From the records, pick out and copy each line containing "green".

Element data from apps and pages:
== == ==

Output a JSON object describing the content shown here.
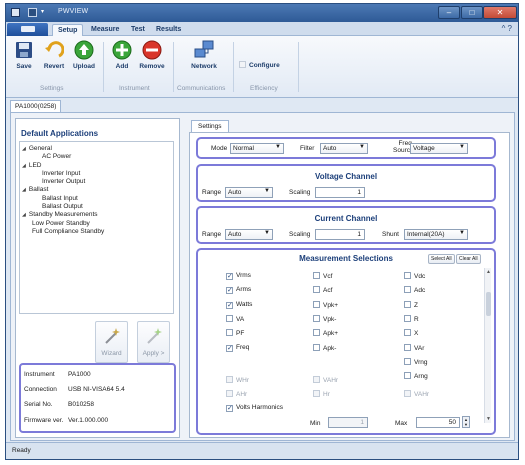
{
  "app": {
    "title": "PWVIEW"
  },
  "ribbon_tabs": [
    "Setup",
    "Measure",
    "Test",
    "Results"
  ],
  "ribbon": {
    "buttons": [
      {
        "label": "Save",
        "icon": "floppy-disk-icon"
      },
      {
        "label": "Revert",
        "icon": "revert-arrow-icon"
      },
      {
        "label": "Upload",
        "icon": "green-up-arrow-icon"
      },
      {
        "label": "Add",
        "icon": "green-plus-icon"
      },
      {
        "label": "Remove",
        "icon": "red-minus-icon"
      },
      {
        "label": "Network",
        "icon": "network-icon"
      }
    ],
    "configure_label": "Configure",
    "groups": [
      "Settings",
      "Instrument",
      "Communications",
      "Efficiency"
    ]
  },
  "document_tab": "PA1000(0258)",
  "left": {
    "title": "Default Applications",
    "tree": [
      {
        "text": "General",
        "level": 0
      },
      {
        "text": "AC Power",
        "level": 2
      },
      {
        "text": "LED",
        "level": 0
      },
      {
        "text": "Inverter Input",
        "level": 2
      },
      {
        "text": "Inverter Output",
        "level": 2
      },
      {
        "text": "Ballast",
        "level": 0
      },
      {
        "text": "Ballast Input",
        "level": 2
      },
      {
        "text": "Ballast Output",
        "level": 2
      },
      {
        "text": "Standby Measurements",
        "level": 0
      },
      {
        "text": "Low Power Standby",
        "level": 1
      },
      {
        "text": "Full Compliance Standby",
        "level": 1
      }
    ],
    "wizard_label": "Wizard",
    "apply_label": "Apply >",
    "info": {
      "instrument_label": "Instrument",
      "instrument": "PA1000",
      "connection_label": "Connection",
      "connection": "USB NI-VISA64 5.4",
      "serial_label": "Serial No.",
      "serial": "B010258",
      "firmware_label": "Firmware ver.",
      "firmware": "Ver.1.000.000"
    }
  },
  "settings": {
    "tab_label": "Settings",
    "mode_label": "Mode",
    "mode": "Normal",
    "filter_label": "Filter",
    "filter": "Auto",
    "freq_label_1": "Freq.",
    "freq_label_2": "Source",
    "freq_source": "Voltage",
    "voltage": {
      "title": "Voltage Channel",
      "range_label": "Range",
      "range": "Auto",
      "scaling_label": "Scaling",
      "scaling": "1"
    },
    "current": {
      "title": "Current Channel",
      "range_label": "Range",
      "range": "Auto",
      "scaling_label": "Scaling",
      "scaling": "1",
      "shunt_label": "Shunt",
      "shunt": "Internal(20A)"
    },
    "measurements": {
      "title": "Measurement Selections",
      "select_all": "Select All",
      "clear_all": "Clear All",
      "col1": [
        {
          "label": "Vrms",
          "checked": true
        },
        {
          "label": "Arms",
          "checked": true
        },
        {
          "label": "Watts",
          "checked": true
        },
        {
          "label": "VA",
          "checked": false
        },
        {
          "label": "PF",
          "checked": false
        },
        {
          "label": "Freq",
          "checked": true
        }
      ],
      "col2": [
        {
          "label": "Vcf",
          "checked": false
        },
        {
          "label": "Acf",
          "checked": false
        },
        {
          "label": "Vpk+",
          "checked": false
        },
        {
          "label": "Vpk-",
          "checked": false
        },
        {
          "label": "Apk+",
          "checked": false
        },
        {
          "label": "Apk-",
          "checked": false
        }
      ],
      "col3": [
        {
          "label": "Vdc",
          "checked": false
        },
        {
          "label": "Adc",
          "checked": false
        },
        {
          "label": "Z",
          "checked": false
        },
        {
          "label": "R",
          "checked": false
        },
        {
          "label": "X",
          "checked": false
        },
        {
          "label": "VAr",
          "checked": false
        },
        {
          "label": "Vrng",
          "checked": false
        },
        {
          "label": "Arng",
          "checked": false
        }
      ],
      "integrator": [
        {
          "label": "WHr"
        },
        {
          "label": "VAHr"
        },
        {
          "label": "AHr"
        },
        {
          "label": "Hr"
        },
        {
          "label": "VAHr"
        }
      ],
      "volts_harmonics": "Volts Harmonics",
      "min_label": "Min",
      "min": "1",
      "max_label": "Max",
      "max": "50"
    }
  },
  "status": "Ready"
}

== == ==

**Answer below**
        "icon": "green-up-arrow-icon"
        "icon": "green-plus-icon"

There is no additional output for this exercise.